→ **PROBLEM**: Your task is to copy all of the entries exactly as they are given.

#### LISTED RECORDS ####

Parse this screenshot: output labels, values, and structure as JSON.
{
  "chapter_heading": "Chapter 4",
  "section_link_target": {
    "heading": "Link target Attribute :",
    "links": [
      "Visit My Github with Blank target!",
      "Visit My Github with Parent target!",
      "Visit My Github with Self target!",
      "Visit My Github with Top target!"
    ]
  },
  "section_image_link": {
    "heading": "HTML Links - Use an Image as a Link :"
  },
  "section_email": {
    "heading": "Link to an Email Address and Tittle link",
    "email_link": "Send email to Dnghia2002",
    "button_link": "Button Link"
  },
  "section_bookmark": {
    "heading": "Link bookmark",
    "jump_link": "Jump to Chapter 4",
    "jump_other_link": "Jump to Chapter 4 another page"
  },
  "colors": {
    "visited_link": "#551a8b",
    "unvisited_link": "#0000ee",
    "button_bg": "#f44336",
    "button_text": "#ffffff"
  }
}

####

→ **ANSWER BOX**:
Parse this screenshot: output labels, values, and structure as JSON.
{
  "chapter_heading": "Chapter 4",
  "section_link_target": {
    "heading": "Link target Attribute :",
    "links": [
      "Visit My Github with Blank target!",
      "Visit My Github with Parent target!",
      "Visit My Github with Self target!",
      "Visit My Github with Top target!"
    ]
  },
  "section_image_link": {
    "heading": "HTML Links - Use an Image as a Link :"
  },
  "section_email": {
    "heading": "Link to an Email Address and Tittle link",
    "email_link": "Send email to Dnghia2002",
    "button_link": "Button Link"
  },
  "section_bookmark": {
    "heading": "Link bookmark",
    "jump_link": "Jump to Chapter 4",
    "jump_other_link": "Jump to Chapter 4 another page"
  },
  "colors": {
    "visited_link": "#551a8b",
    "unvisited_link": "#0000ee",
    "button_bg": "#f44336",
    "button_text": "#ffffff"
  }
}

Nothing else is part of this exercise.